## [Aim of the exercise]
In the following listing, find the lines containing "icon" and report them.

## [Information supplied]
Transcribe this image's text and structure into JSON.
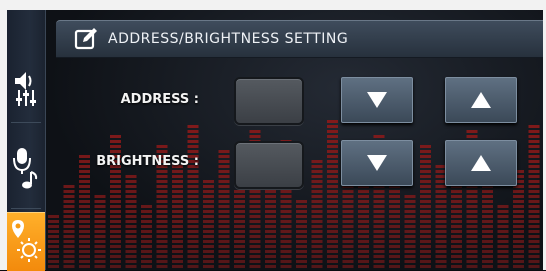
{
  "header": {
    "title": "ADDRESS/BRIGHTNESS SETTING",
    "icon": "edit-icon"
  },
  "sidebar": {
    "items": [
      {
        "name": "audio-settings",
        "icon": "speaker-equalizer-icon",
        "active": false
      },
      {
        "name": "voice-music",
        "icon": "microphone-note-icon",
        "active": false
      },
      {
        "name": "display-settings",
        "icon": "location-sun-icon",
        "active": true
      }
    ]
  },
  "settings": {
    "address": {
      "label": "ADDRESS :",
      "value": ""
    },
    "brightness": {
      "label": "BRIGHTNESS :",
      "value": ""
    }
  },
  "colors": {
    "active_tab": "#f59a14",
    "equalizer": "#8a1a1a",
    "button": "#4b5a6a"
  }
}
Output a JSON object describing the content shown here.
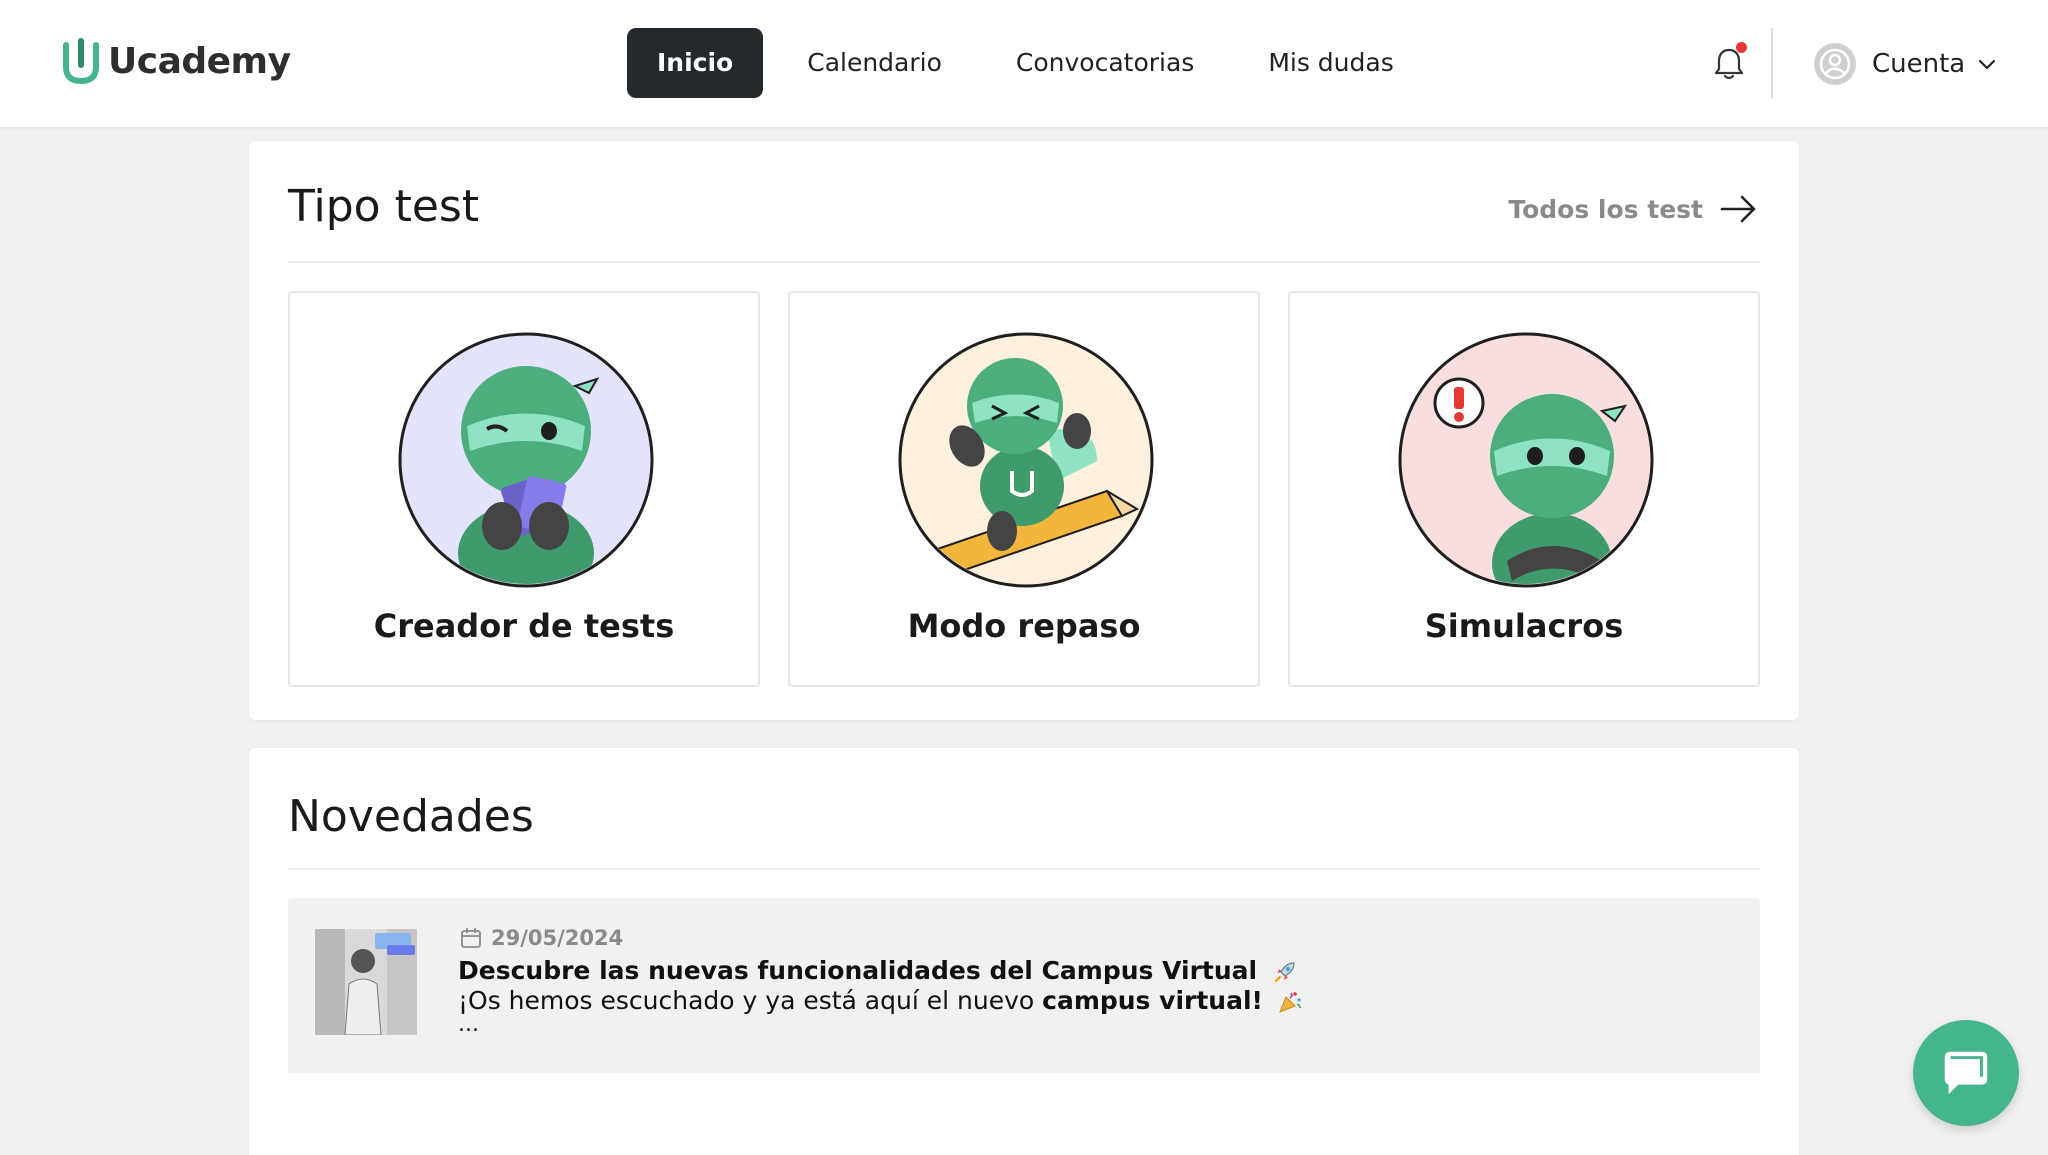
{
  "brand": {
    "name": "Ucademy",
    "accent": "#45b58b",
    "dark": "#23292d"
  },
  "nav": {
    "items": [
      {
        "label": "Inicio",
        "active": true
      },
      {
        "label": "Calendario",
        "active": false
      },
      {
        "label": "Convocatorias",
        "active": false
      },
      {
        "label": "Mis dudas",
        "active": false
      }
    ]
  },
  "header": {
    "notification_icon": "bell-icon",
    "has_unread": true,
    "account_label": "Cuenta"
  },
  "tipo_test": {
    "title": "Tipo test",
    "all_link": "Todos los test",
    "tiles": [
      {
        "label": "Creador de tests",
        "bg": "#e3e3fb"
      },
      {
        "label": "Modo repaso",
        "bg": "#fdf0dc"
      },
      {
        "label": "Simulacros",
        "bg": "#f9dede"
      }
    ]
  },
  "novedades": {
    "title": "Novedades",
    "items": [
      {
        "date": "29/05/2024",
        "title": "Descubre las nuevas funcionalidades del Campus Virtual",
        "body_prefix": "¡Os hemos escuchado y ya está aquí el nuevo ",
        "body_bold": "campus virtual!",
        "more": "..."
      }
    ]
  }
}
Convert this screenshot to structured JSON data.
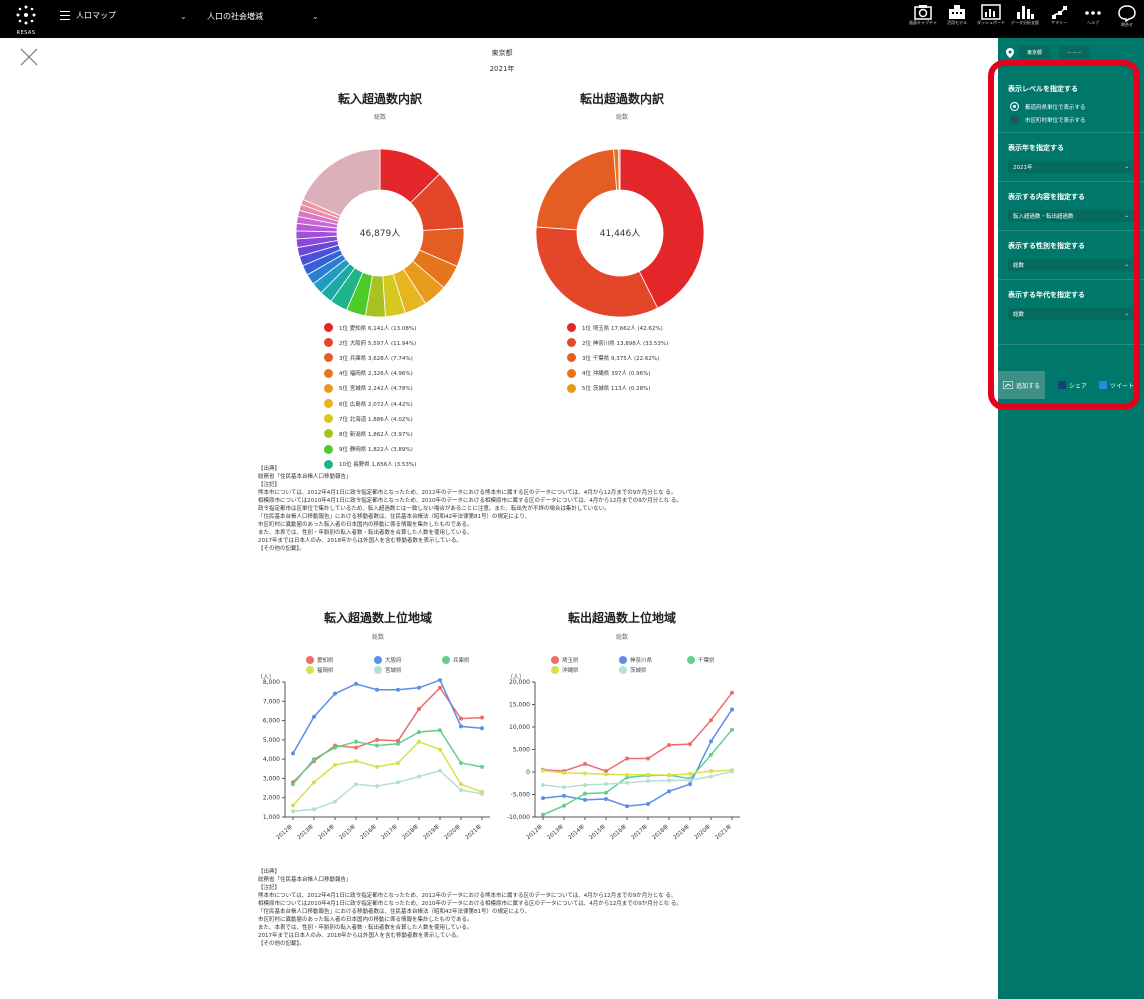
{
  "topbar": {
    "logo_text": "RESAS",
    "menu_label": "人口マップ",
    "category_label": "人口の社会増減",
    "tools": [
      {
        "icon": "camera-icon",
        "label": "画面キャプチャ"
      },
      {
        "icon": "building-icon",
        "label": "活用モデル"
      },
      {
        "icon": "dashboard-icon",
        "label": "ダッシュボード"
      },
      {
        "icon": "bar-chart-icon",
        "label": "データ分析支援"
      },
      {
        "icon": "summary-icon",
        "label": "サマリー"
      },
      {
        "icon": "more-icon",
        "label": "ヘルプ"
      },
      {
        "icon": "chat-icon",
        "label": "問合せ"
      }
    ]
  },
  "header": {
    "region": "東京都",
    "year": "2021年"
  },
  "pie_in": {
    "title": "転入超過数内訳",
    "subtitle": "総数",
    "center": "46,879人",
    "legend": [
      {
        "text": "1位 愛知県 6,141人 (13.08%)",
        "color": "#e3262a"
      },
      {
        "text": "2位 大阪府 5,597人 (11.94%)",
        "color": "#e4462a"
      },
      {
        "text": "3位 兵庫県 3,628人 (7.74%)",
        "color": "#e45e24"
      },
      {
        "text": "4位 福岡県 2,326人 (4.96%)",
        "color": "#e6761d"
      },
      {
        "text": "5位 宮城県 2,242人 (4.78%)",
        "color": "#e89a1d"
      },
      {
        "text": "6位 広島県 2,072人 (4.42%)",
        "color": "#e6b520"
      },
      {
        "text": "7位 北海道 1,886人 (4.02%)",
        "color": "#d6c820"
      },
      {
        "text": "8位 新潟県 1,862人 (3.97%)",
        "color": "#a8c224"
      },
      {
        "text": "9位 静岡県 1,822人 (3.89%)",
        "color": "#4ccb2b"
      },
      {
        "text": "10位 長野県 1,656人 (3.53%)",
        "color": "#1fb48a"
      }
    ]
  },
  "pie_out": {
    "title": "転出超過数内訳",
    "subtitle": "総数",
    "center": "41,446人",
    "legend": [
      {
        "text": "1位 埼玉県 17,662人 (42.62%)",
        "color": "#e3262a"
      },
      {
        "text": "2位 神奈川県 13,898人 (33.53%)",
        "color": "#e4462a"
      },
      {
        "text": "3位 千葉県 9,375人 (22.62%)",
        "color": "#e45e24"
      },
      {
        "text": "4位 沖縄県 397人 (0.96%)",
        "color": "#e6761d"
      },
      {
        "text": "5位 茨城県 113人 (0.28%)",
        "color": "#e89a1d"
      }
    ]
  },
  "notes1": [
    "【出典】",
    "総務省「住民基本台帳人口移動報告」",
    "【注記】",
    "熊本市については、2012年4月1日に政令指定都市となったため、2012年のデータにおける熊本市に属する区のデータについては、4月から12月までの9か月分とな る。",
    "相模原市については2010年4月1日に政令指定都市となったため、2010年のデータにおける相模原市に属する区のデータについては、4月から12月までの9か月分とな る。",
    "政令指定都市は区単位で集計しているため、転入超過数とは一致しない場合があることに注意。また、転出先が不詳の場合は集計していない。",
    "「住民基本台帳人口移動報告」における移動者数は、住民基本台帳法（昭和42年法律第81号）の規定により、",
    "市区町村に異動届のあった転入者の日本国内の移動に係る情報を集計したものである。",
    "また、本表では、性別・年齢別の転入者数・転出者数を合算した人数を使用している。",
    "2017年までは日本人のみ、2018年からは外国人を含む移動者数を表示している。",
    "【その他の記載】。"
  ],
  "line_in": {
    "title": "転入超過数上位地域",
    "subtitle": "総数",
    "yunit": "（人）",
    "chart_data": {
      "type": "line",
      "x": [
        "2012年",
        "2013年",
        "2014年",
        "2015年",
        "2016年",
        "2017年",
        "2018年",
        "2019年",
        "2020年",
        "2021年"
      ],
      "ylim": [
        1000,
        8000
      ],
      "yticks": [
        "1,000",
        "2,000",
        "3,000",
        "4,000",
        "5,000",
        "6,000",
        "7,000",
        "8,000"
      ],
      "series": [
        {
          "name": "愛知県",
          "color": "#f06b6b",
          "values": [
            2800,
            3900,
            4700,
            4600,
            5000,
            4950,
            6600,
            7700,
            6100,
            6150
          ]
        },
        {
          "name": "大阪府",
          "color": "#5b8fe8",
          "values": [
            4300,
            6200,
            7400,
            7900,
            7600,
            7600,
            7700,
            8100,
            5700,
            5600
          ]
        },
        {
          "name": "兵庫県",
          "color": "#63cf8f",
          "values": [
            2700,
            4000,
            4600,
            4900,
            4700,
            4800,
            5400,
            5500,
            3800,
            3600
          ]
        },
        {
          "name": "福岡県",
          "color": "#d8e04a",
          "values": [
            1600,
            2800,
            3700,
            3900,
            3600,
            3800,
            4900,
            4500,
            2700,
            2300
          ]
        },
        {
          "name": "宮城県",
          "color": "#b4e0d0",
          "values": [
            1300,
            1400,
            1800,
            2700,
            2600,
            2800,
            3100,
            3400,
            2400,
            2200
          ]
        }
      ]
    }
  },
  "line_out": {
    "title": "転出超過数上位地域",
    "subtitle": "総数",
    "yunit": "（人）",
    "chart_data": {
      "type": "line",
      "x": [
        "2012年",
        "2013年",
        "2014年",
        "2015年",
        "2016年",
        "2017年",
        "2018年",
        "2019年",
        "2020年",
        "2021年"
      ],
      "ylim": [
        -10000,
        20000
      ],
      "yticks": [
        "-10,000",
        "-5,000",
        "0",
        "5,000",
        "10,000",
        "15,000",
        "20,000"
      ],
      "series": [
        {
          "name": "埼玉県",
          "color": "#f06b6b",
          "values": [
            500,
            200,
            1800,
            200,
            3000,
            3000,
            6000,
            6200,
            11500,
            17600
          ]
        },
        {
          "name": "神奈川県",
          "color": "#5b8fe8",
          "values": [
            -5800,
            -5300,
            -6200,
            -6000,
            -7600,
            -7100,
            -4300,
            -2700,
            6800,
            13900
          ]
        },
        {
          "name": "千葉県",
          "color": "#63cf8f",
          "values": [
            -9500,
            -7500,
            -4800,
            -4600,
            -1200,
            -800,
            -700,
            -1500,
            3800,
            9400
          ]
        },
        {
          "name": "沖縄県",
          "color": "#d8e04a",
          "values": [
            300,
            -200,
            -300,
            -500,
            -600,
            -600,
            -700,
            -400,
            200,
            400
          ]
        },
        {
          "name": "茨城県",
          "color": "#b4e0d0",
          "values": [
            -2900,
            -3400,
            -2900,
            -2700,
            -2400,
            -2000,
            -1900,
            -1800,
            -1000,
            100
          ]
        }
      ]
    }
  },
  "notes2": [
    "【出典】",
    "総務省「住民基本台帳人口移動報告」",
    "【注記】",
    "熊本市については、2012年4月1日に政令指定都市となったため、2012年のデータにおける熊本市に属する区のデータについては、4月から12月までの9か月分とな る。",
    "相模原市については2010年4月1日に政令指定都市となったため、2010年のデータにおける相模原市に属する区のデータについては、4月から12月までの9か月分とな る。",
    "「住民基本台帳人口移動報告」における移動者数は、住民基本台帳法（昭和42年法律第81号）の規定により、",
    "市区町村に異動届のあった転入者の日本国内の移動に係る情報を集計したものである。",
    "また、本表では、性別・年齢別の転入者数・転出者数を合算した人数を使用している。",
    "2017年までは日本人のみ、2018年からは外国人を含む移動者数を表示している。",
    "【その他の記載】。"
  ],
  "sidebar": {
    "pref": "東京都",
    "city": "－－－",
    "level_title": "表示レベルを指定する",
    "level_opt1": "都道府県単位で表示する",
    "level_opt2": "市区町村単位で表示する",
    "year_title": "表示年を指定する",
    "year_value": "2021年",
    "content_title": "表示する内容を指定する",
    "content_value": "転入超過数・転出超過数",
    "sex_title": "表示する性別を指定する",
    "sex_value": "総数",
    "age_title": "表示する年代を指定する",
    "age_value": "総数",
    "add_label": "追加する",
    "share_label": "シェア",
    "tweet_label": "ツイート"
  },
  "donut_in_values": [
    6141,
    5597,
    3628,
    2326,
    2242,
    2072,
    1886,
    1862,
    1822,
    1656,
    1200,
    1100,
    1000,
    950,
    900,
    850,
    800,
    750,
    700,
    650,
    600,
    550,
    500,
    9000
  ],
  "donut_in_colors": [
    "#e3262a",
    "#e4462a",
    "#e45e24",
    "#e6761d",
    "#e89a1d",
    "#e6b520",
    "#d6c820",
    "#a8c224",
    "#4ccb2b",
    "#1fb48a",
    "#20a8a8",
    "#239bc0",
    "#2a7fd0",
    "#3462d6",
    "#4a50d8",
    "#6a48d8",
    "#8a4ad8",
    "#a250d8",
    "#b85ad8",
    "#c868d8",
    "#d878c8",
    "#e888b0",
    "#f094a0",
    "#dcb0b8"
  ],
  "donut_out_values": [
    17662,
    13898,
    9375,
    397,
    113
  ],
  "donut_out_colors": [
    "#e3262a",
    "#e4462a",
    "#e45e24",
    "#e6761d",
    "#e89a1d"
  ]
}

## [Exercise response]
    "icon": "edit-icon"
        "icon": "speaker-equalizer-icon",
        "icon": "microphone-note-icon",
        "icon": "location-sun-icon",
    "notification_icon": "bell-icon",
        "icon": "camera-icon",
        "icon": "building-icon",
        "icon": "dashboard-icon",
        "icon": "bar-chart-icon",
        "icon": "summary-icon",
        "icon": "more-icon",
        "icon": "chat-icon",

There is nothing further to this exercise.